● **Exercise description**:
Type the entries out once more. Match them exactly.

● **Dataset records**:
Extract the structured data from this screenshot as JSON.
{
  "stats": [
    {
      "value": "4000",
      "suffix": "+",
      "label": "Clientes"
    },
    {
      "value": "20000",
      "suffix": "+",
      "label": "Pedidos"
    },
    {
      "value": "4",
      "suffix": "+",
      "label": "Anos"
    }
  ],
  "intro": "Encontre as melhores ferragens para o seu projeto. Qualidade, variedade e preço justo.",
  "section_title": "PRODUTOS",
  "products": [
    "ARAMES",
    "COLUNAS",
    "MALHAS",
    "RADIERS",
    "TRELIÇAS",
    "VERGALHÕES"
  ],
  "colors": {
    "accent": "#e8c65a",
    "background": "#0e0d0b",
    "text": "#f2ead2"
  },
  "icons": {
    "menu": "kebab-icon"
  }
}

● **Finished exercise**:
Extract the structured data from this screenshot as JSON.
{
  "stats": [
    {
      "value": "4000",
      "suffix": "+",
      "label": "Clientes"
    },
    {
      "value": "20000",
      "suffix": "+",
      "label": "Pedidos"
    },
    {
      "value": "4",
      "suffix": "+",
      "label": "Anos"
    }
  ],
  "intro": "Encontre as melhores ferragens para o seu projeto. Qualidade, variedade e preço justo.",
  "section_title": "PRODUTOS",
  "products": [
    "ARAMES",
    "COLUNAS",
    "MALHAS",
    "RADIERS",
    "TRELIÇAS",
    "VERGALHÕES"
  ],
  "colors": {
    "accent": "#e8c65a",
    "background": "#0e0d0b",
    "text": "#f2ead2"
  },
  "icons": {
    "menu": "kebab-icon"
  }
}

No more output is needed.